The study, conducted by Dr. Judith Owens and published in the August 2010 edition of Sleep Medicine, surveyed child psychiatrists and found in a typical month 96 percent of clinicians recommended at least one prescription medication for sleeplessness and 88 percent recommended an over-the-counter insomnia medication. 

Owens, an associate professor at The Warren Alpert Medical School of Brown University, said the most important rationale among child psychiatrists prescribing sleep medication is “to manage the effects of sleep disruption on daytime functioning.” She said concerns about side effects and the lack of evidence regarding the medications’ effectiveness were cited as significant barriers to their use.

Nearly 1,300 members of the American Academy of Child and Adolescent Psychiatry (AACAP) completed the survey. Most of the respondents see 70 children every month on average, the majority of whom are age 6 or older. The number of patients who identified with insomnia increased with age. Of those treated for mental health, more than 20 percent of preschoolers and nearly one-third of school-aged children and adolescents are indentified with insomnia. 

The medications most often prescribed for sleeplessness in children ranged from antihistamines to sedatives, such as alpha agonists (clonidine), most often used to quell the effects of Attention Deficit-Hyperactivity Disorder (ADHD). Anti-psychotic and anti-convulsive medicines, depending on the psychiatric or behavioral diagnosis of the child, were also prescribed. Sleep medications were most often prescribed for children with mental retardation or developmental delays, ADHD, autism spectrum disorders and mood/anxiety disorders.
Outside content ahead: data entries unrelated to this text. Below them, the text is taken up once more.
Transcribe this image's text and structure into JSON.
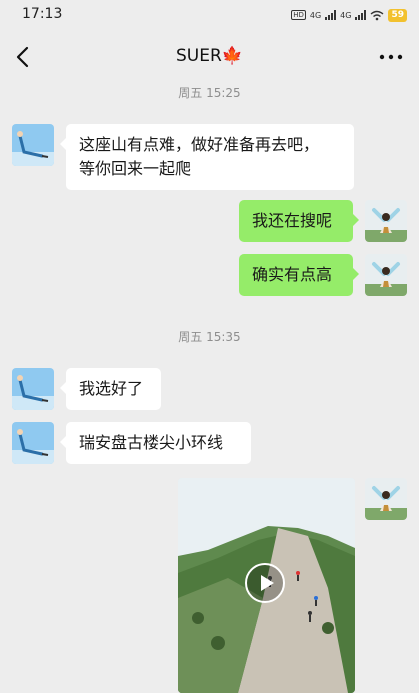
{
  "status": {
    "time": "17:13",
    "network_1": "4G",
    "network_2": "4G",
    "hd": "HD",
    "battery": "59"
  },
  "header": {
    "title": "SUER🍁",
    "back_icon": "chevron-left-icon",
    "more_icon": "more-dots-icon"
  },
  "messages": [
    {
      "type": "timestamp",
      "text": "周五 15:25"
    },
    {
      "type": "text",
      "side": "left",
      "text": "这座山有点难，做好准备再去吧，\n等你回来一起爬"
    },
    {
      "type": "text",
      "side": "right",
      "text": "我还在搜呢"
    },
    {
      "type": "text",
      "side": "right",
      "text": "确实有点高"
    },
    {
      "type": "timestamp",
      "text": "周五 15:35"
    },
    {
      "type": "text",
      "side": "left",
      "text": "我选好了"
    },
    {
      "type": "text",
      "side": "left",
      "text": "瑞安盘古楼尖小环线"
    },
    {
      "type": "video",
      "side": "right",
      "icon": "play-icon"
    }
  ],
  "colors": {
    "background": "#ededed",
    "bubble_self": "#95ec69",
    "bubble_other": "#ffffff",
    "timestamp": "#8e8e8e",
    "battery": "#f2c12e"
  }
}
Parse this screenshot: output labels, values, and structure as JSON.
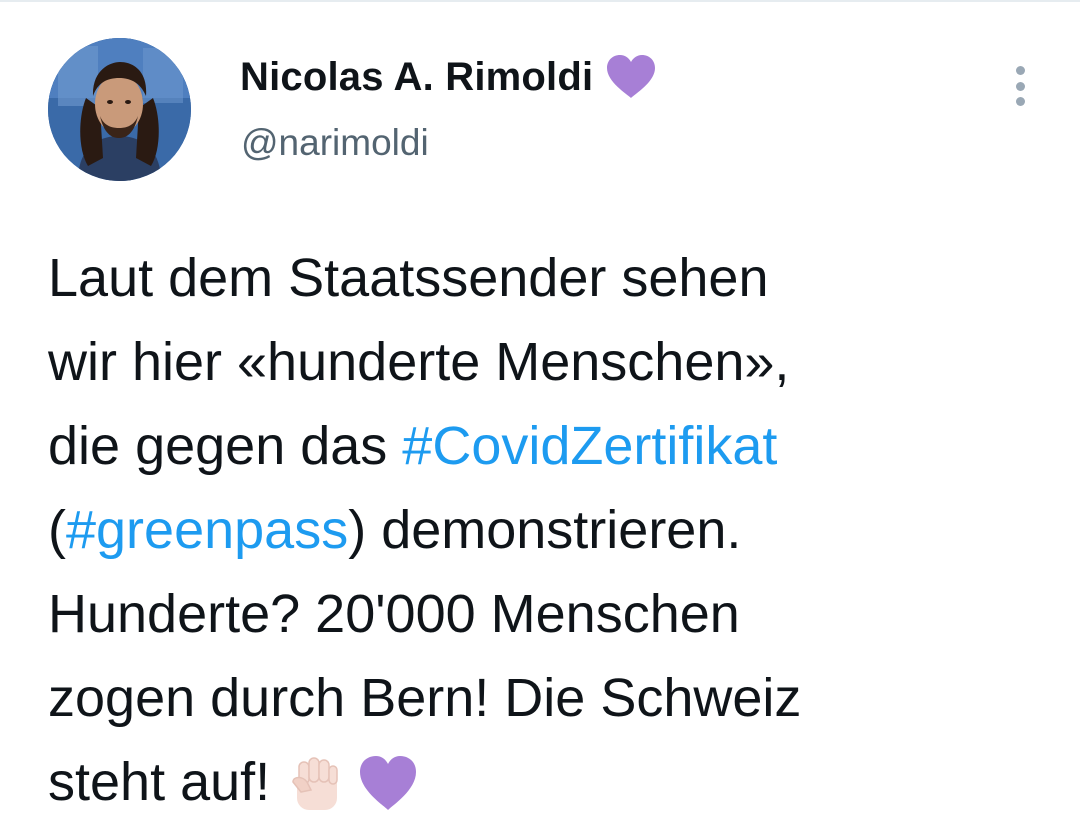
{
  "author": {
    "display_name": "Nicolas A. Rimoldi",
    "handle": "@narimoldi",
    "badge_icon": "purple-heart-icon"
  },
  "menu": {
    "icon": "more-vertical-icon"
  },
  "tweet": {
    "lines": {
      "l1": "Laut dem Staatssender sehen",
      "l2": "wir hier «hunderte Menschen»,",
      "l3_prefix": "die gegen das ",
      "l3_hashtag": "#CovidZertifikat",
      "l4_open": "(",
      "l4_hashtag": "#greenpass",
      "l4_suffix": ") demonstrieren.",
      "l5": "Hunderte? 20'000 Menschen",
      "l6": "zogen durch Bern! Die Schweiz",
      "l7": "steht auf! "
    },
    "hashtags": [
      "#CovidZertifikat",
      "#greenpass"
    ],
    "emojis": [
      "raised-fist-light-skin-icon",
      "purple-heart-icon"
    ]
  },
  "colors": {
    "text": "#0f1419",
    "secondary": "#536471",
    "link": "#1d9bf0",
    "heart": "#a77fd6"
  }
}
While the safety and effectiveness of pharmacotherapy for the treatment of insomnia in children and adolescents is not well documented, multiple studies confirm sleep disturbances are one of the primary indications for prescribed psychotropic medication in children. Relaxation techniques, sleep restriction and cognitive-behavioral therapy, among other behavioral treatments, have proven effective for childhood insomnia.
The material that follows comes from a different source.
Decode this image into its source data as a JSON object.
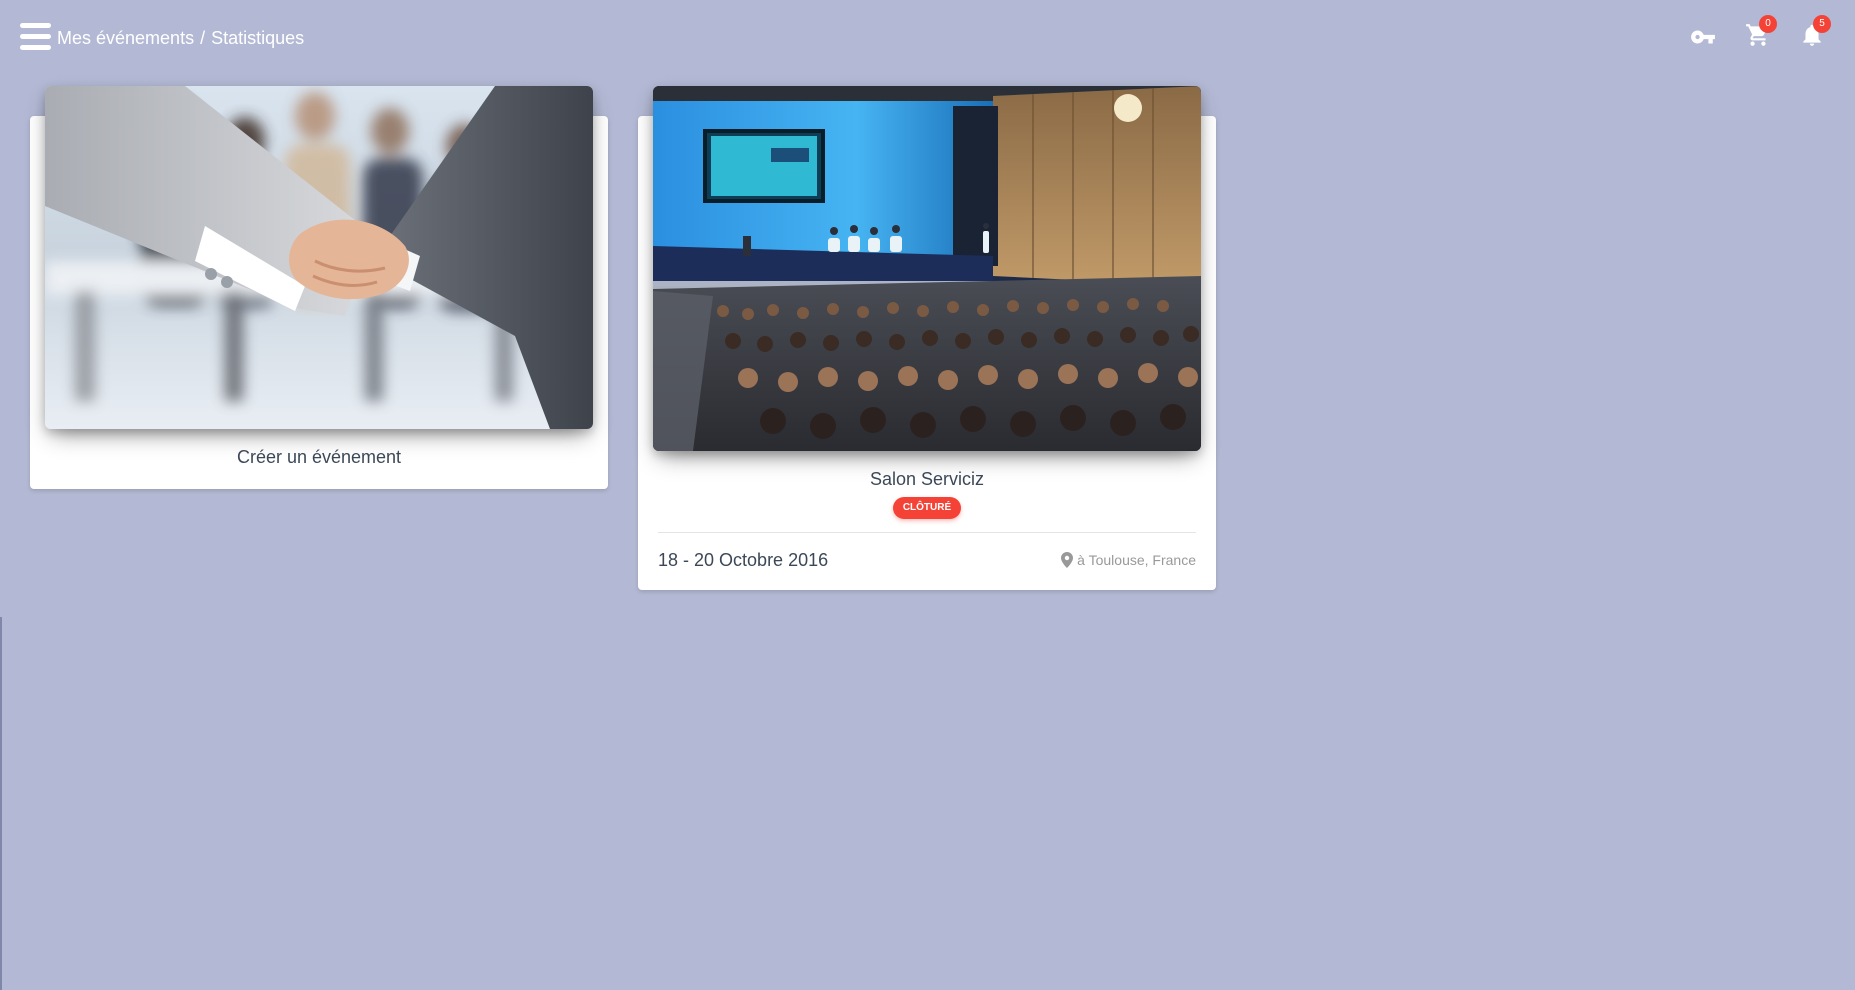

Owens said that since insomnia and sleep disruption can cause daytime sleepiness and fatigue in children, “child psychiatrists may be potentially more likely than pediatricians to prescribe medication for insomnia.”
Based on their conclusions, researchers in the study recommend clinical trials of sleep medications in children to determine efficacy, dosages, safety and tolerability.

Owens concluded mental health professionals need to establish “an evidence-based understanding of appropriate treatment choices for insomnia.”

“We need a more comprehensive understanding of insomnia in the context of psychiatric disorders in general and the impact on quality of life and long-term prognosis in these patients,” she said.
 
 

Reviewed by: 
Review Date: 
September 15, 2010
Last Updated:
February 16, 2011